§ What you should do
Pick out the lines below with "세부상황표" and list them.

§ Source data
------
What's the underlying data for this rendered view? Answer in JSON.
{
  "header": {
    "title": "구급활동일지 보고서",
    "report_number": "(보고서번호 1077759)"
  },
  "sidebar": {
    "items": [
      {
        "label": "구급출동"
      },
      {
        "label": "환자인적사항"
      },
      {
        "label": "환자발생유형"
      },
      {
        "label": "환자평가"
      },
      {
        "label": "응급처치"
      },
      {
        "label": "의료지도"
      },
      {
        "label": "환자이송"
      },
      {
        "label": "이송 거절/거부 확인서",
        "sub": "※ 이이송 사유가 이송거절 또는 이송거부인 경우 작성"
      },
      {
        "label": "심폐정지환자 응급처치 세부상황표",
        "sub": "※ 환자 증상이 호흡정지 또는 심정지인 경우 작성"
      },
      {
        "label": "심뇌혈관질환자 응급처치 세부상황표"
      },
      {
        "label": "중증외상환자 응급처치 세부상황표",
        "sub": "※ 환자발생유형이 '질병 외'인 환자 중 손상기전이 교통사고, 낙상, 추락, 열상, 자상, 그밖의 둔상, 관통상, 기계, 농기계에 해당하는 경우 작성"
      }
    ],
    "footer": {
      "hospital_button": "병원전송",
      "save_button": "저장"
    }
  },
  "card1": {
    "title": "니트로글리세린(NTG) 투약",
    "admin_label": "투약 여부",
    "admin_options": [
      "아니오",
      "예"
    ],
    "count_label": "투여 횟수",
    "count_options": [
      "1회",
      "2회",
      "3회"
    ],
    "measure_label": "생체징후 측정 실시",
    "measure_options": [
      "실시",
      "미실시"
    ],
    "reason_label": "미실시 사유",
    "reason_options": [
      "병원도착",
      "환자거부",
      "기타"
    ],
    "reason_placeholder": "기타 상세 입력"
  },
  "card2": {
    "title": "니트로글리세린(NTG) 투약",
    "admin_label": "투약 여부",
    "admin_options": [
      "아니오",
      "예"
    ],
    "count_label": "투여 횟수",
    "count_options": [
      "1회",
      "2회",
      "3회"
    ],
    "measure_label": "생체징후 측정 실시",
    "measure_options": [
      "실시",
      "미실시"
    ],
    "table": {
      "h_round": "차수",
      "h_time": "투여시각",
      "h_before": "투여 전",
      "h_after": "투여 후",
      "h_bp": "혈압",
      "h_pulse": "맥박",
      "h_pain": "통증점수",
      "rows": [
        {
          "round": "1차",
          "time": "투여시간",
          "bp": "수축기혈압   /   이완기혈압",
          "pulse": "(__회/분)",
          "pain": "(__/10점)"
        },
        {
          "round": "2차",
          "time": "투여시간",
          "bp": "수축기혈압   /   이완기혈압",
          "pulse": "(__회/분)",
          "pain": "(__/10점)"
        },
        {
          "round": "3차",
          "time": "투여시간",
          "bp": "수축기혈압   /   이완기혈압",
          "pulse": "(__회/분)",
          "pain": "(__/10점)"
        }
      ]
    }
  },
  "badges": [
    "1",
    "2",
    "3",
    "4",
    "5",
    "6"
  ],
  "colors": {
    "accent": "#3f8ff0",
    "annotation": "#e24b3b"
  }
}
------
§ Completed task
        "label": "심폐정지환자 응급처치 세부상황표",
        "label": "심뇌혈관질환자 응급처치 세부상황표"
        "label": "중증외상환자 응급처치 세부상황표",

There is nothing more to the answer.